▶ _What you should do_
When you spot the word "conjunto" in a line of the data below, copy that line.

▶ _Extracted records_
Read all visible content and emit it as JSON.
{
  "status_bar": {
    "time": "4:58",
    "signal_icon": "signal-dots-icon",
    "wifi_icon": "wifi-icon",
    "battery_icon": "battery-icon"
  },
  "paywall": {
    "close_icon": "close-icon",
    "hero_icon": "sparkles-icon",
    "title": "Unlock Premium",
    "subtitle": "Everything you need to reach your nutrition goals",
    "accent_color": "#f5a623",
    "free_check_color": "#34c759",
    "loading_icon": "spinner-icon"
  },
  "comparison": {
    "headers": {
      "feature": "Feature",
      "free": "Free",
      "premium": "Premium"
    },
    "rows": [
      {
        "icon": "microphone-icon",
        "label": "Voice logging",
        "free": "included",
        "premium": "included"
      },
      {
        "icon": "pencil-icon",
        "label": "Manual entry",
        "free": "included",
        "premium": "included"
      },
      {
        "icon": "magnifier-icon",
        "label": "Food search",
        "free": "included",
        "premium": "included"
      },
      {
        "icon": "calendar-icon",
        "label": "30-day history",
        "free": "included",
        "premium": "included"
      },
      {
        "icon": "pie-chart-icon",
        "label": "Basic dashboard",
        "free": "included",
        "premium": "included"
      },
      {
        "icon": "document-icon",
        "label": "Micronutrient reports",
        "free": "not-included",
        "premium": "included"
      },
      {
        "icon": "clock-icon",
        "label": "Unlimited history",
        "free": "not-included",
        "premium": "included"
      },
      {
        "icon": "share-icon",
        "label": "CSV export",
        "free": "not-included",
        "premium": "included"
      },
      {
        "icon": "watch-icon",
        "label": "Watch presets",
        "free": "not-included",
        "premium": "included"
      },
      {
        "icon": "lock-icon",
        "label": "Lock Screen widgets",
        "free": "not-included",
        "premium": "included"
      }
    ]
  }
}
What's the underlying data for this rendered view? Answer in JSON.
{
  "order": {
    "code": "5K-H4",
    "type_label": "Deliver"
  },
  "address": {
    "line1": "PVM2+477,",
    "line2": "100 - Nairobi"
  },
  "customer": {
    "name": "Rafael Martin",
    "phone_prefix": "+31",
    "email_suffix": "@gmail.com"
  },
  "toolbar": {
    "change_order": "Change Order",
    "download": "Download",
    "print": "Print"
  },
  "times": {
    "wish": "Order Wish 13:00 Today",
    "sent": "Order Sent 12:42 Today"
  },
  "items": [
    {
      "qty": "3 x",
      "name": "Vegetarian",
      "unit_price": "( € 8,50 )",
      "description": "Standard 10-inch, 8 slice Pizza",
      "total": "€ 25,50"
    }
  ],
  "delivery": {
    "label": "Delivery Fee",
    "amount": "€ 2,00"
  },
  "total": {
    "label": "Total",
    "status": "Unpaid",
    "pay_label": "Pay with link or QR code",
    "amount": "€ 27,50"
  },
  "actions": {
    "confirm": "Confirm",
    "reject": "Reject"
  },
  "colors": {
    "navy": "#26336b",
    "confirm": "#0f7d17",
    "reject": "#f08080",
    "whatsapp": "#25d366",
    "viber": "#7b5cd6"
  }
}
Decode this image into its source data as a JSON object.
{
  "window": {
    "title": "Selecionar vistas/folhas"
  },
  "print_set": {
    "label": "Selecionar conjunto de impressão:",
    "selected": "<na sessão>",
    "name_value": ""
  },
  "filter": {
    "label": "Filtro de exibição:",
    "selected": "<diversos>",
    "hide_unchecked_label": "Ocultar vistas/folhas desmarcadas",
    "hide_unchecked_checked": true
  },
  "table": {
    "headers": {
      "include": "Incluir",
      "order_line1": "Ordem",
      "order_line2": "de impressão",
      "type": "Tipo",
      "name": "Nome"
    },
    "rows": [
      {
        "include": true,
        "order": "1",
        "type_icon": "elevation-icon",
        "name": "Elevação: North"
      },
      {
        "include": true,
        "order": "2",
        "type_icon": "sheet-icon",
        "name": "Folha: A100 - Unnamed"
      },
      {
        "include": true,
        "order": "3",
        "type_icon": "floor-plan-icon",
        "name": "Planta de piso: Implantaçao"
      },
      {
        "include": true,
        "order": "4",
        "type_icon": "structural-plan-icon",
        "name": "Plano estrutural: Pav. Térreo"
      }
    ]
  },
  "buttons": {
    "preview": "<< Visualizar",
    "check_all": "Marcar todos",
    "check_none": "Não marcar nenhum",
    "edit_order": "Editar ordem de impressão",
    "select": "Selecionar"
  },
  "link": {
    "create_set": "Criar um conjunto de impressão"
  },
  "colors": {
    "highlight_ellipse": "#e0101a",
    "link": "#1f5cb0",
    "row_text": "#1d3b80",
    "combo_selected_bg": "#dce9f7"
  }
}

▶ _Written solution_
    "label": "Selecionar conjunto de impressão:",
    "create_set": "Criar um conjunto de impressão"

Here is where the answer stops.